YOUR ASSIGNMENT - Search through the entries for the word "this" and copy every line that has it.

*** Opening of STUDY MATERIAL ***

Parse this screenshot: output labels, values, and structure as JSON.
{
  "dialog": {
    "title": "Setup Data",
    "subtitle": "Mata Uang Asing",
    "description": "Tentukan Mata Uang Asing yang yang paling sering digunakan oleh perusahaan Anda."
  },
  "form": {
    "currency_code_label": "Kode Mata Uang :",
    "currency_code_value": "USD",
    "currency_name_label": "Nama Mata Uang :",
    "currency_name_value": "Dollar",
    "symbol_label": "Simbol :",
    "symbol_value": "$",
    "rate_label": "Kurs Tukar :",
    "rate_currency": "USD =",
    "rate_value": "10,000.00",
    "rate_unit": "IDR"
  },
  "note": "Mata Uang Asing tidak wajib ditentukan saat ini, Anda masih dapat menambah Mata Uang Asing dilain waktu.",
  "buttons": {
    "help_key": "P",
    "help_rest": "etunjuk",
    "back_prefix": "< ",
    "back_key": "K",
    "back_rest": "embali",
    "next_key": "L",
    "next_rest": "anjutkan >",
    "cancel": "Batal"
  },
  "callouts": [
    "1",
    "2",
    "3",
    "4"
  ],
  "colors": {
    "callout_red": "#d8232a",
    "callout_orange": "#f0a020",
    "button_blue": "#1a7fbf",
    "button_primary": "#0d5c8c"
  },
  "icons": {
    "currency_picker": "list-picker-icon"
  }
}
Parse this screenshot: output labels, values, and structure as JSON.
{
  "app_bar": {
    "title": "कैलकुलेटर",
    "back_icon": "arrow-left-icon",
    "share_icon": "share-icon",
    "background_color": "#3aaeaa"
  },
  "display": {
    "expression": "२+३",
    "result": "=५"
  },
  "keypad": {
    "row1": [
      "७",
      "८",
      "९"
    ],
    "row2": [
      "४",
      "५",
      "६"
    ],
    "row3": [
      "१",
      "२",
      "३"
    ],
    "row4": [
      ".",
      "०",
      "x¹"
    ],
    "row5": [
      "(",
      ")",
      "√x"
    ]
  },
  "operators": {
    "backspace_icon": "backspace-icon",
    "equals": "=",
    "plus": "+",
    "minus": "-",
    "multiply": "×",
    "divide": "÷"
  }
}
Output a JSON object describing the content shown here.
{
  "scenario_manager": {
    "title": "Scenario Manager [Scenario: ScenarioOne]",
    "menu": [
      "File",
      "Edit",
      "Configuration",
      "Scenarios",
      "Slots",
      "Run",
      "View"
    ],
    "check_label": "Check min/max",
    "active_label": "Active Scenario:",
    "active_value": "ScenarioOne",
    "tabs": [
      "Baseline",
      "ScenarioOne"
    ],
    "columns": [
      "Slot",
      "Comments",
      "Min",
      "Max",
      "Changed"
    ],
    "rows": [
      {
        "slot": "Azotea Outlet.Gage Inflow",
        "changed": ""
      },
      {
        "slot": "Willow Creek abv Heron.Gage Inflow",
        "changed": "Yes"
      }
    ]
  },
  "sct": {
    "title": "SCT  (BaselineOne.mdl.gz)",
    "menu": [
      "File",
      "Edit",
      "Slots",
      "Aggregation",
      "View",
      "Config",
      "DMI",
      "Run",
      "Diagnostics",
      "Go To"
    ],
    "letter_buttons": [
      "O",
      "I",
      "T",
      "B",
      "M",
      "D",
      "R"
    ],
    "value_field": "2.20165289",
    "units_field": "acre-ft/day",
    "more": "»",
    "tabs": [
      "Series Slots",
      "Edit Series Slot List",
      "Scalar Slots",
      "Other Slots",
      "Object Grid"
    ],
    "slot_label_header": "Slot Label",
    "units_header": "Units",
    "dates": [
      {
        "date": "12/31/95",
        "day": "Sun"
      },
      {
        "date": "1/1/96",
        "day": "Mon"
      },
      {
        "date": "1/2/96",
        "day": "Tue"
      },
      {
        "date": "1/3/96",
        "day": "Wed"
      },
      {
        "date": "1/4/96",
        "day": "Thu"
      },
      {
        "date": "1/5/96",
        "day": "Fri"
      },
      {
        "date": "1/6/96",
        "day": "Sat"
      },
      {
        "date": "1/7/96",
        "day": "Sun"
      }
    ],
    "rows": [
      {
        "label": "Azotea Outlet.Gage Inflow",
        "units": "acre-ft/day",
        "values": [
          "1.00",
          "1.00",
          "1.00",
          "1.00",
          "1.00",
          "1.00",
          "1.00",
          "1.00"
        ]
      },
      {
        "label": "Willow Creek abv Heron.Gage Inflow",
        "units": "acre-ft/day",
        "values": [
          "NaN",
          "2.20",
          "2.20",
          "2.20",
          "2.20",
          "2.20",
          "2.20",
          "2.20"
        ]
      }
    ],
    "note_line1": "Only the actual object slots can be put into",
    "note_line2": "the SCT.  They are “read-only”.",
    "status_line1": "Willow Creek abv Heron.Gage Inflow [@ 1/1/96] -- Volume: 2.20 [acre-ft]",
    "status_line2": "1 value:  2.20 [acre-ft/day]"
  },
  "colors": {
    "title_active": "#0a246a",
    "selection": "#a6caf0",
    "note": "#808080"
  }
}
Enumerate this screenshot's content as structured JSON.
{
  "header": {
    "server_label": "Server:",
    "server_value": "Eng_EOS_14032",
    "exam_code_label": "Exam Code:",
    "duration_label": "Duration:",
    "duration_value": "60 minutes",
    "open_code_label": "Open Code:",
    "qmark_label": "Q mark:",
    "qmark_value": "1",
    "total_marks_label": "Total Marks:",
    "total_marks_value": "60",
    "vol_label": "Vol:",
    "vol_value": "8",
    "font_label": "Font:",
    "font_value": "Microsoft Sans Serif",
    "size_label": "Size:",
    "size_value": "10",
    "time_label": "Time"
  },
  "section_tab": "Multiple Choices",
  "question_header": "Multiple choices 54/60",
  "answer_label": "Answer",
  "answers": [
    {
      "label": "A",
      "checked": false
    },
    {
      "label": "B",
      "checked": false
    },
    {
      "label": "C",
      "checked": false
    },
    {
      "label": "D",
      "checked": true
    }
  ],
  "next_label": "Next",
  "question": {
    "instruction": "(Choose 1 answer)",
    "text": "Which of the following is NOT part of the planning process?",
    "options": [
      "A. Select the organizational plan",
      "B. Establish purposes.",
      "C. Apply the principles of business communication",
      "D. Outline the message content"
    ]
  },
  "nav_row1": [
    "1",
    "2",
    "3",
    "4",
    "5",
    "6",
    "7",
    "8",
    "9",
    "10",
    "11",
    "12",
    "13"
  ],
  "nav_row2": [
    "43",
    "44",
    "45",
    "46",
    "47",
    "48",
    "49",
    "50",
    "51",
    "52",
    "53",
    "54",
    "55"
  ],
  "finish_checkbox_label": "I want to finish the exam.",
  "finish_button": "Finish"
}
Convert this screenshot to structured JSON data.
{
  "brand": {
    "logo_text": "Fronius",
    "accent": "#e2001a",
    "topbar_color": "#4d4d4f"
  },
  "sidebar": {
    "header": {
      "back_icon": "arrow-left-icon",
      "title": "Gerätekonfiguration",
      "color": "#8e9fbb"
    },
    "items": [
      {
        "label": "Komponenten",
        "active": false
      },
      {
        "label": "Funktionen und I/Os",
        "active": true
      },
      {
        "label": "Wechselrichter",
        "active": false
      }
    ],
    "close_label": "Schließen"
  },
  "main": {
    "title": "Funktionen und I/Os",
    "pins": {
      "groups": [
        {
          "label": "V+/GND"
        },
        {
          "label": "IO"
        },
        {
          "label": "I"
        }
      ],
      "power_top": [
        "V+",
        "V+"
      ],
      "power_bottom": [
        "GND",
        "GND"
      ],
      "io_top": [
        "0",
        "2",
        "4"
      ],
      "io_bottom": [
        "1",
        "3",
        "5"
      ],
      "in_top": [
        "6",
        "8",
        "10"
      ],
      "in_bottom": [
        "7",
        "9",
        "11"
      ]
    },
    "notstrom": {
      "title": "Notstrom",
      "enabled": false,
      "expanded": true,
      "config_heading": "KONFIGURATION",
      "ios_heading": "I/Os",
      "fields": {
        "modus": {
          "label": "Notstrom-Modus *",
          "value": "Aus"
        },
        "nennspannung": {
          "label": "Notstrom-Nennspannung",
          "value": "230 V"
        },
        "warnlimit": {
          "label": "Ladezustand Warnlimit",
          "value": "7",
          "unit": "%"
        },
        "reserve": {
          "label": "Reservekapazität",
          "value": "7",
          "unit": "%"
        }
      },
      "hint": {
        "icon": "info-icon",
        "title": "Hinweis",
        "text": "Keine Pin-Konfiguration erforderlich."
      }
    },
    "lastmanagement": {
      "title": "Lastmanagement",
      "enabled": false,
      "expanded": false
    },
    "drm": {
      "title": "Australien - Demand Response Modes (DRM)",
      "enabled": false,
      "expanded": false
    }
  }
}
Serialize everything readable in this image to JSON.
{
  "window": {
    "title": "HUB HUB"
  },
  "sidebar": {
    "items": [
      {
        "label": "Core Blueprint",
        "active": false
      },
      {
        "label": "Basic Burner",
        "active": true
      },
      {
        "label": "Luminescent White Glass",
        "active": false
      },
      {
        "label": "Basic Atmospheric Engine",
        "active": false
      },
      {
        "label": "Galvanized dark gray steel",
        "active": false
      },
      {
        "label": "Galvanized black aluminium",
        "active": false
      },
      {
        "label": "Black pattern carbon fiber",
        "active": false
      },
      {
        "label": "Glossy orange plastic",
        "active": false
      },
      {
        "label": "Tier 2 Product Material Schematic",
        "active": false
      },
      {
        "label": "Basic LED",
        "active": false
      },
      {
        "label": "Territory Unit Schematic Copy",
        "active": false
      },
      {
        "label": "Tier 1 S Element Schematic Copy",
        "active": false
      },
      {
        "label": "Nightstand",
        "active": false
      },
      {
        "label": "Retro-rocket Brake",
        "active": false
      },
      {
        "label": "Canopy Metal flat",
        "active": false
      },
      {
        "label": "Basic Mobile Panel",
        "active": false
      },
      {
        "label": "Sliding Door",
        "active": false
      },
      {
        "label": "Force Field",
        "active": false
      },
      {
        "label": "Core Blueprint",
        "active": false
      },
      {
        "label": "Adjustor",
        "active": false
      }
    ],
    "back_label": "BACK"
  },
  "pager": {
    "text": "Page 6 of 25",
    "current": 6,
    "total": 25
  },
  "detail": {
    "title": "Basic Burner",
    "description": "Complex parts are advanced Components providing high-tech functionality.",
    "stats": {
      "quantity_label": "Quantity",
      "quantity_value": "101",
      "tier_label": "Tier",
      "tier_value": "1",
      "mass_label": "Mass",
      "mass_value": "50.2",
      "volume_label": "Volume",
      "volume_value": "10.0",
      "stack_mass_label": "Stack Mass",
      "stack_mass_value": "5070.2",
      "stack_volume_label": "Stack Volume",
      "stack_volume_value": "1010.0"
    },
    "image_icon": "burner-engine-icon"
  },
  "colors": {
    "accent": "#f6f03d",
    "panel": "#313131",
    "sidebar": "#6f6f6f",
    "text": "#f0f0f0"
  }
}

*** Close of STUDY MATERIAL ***

YOUR SOLUTION -
Parse this screenshot: output labels, values, and structure as JSON.
Parse this screenshot: output labels, values, and structure as JSON.
Enumerate this screenshot's content as structured JSON.
Convert this screenshot to structured JSON data.
Serialize everything readable in this image to JSON.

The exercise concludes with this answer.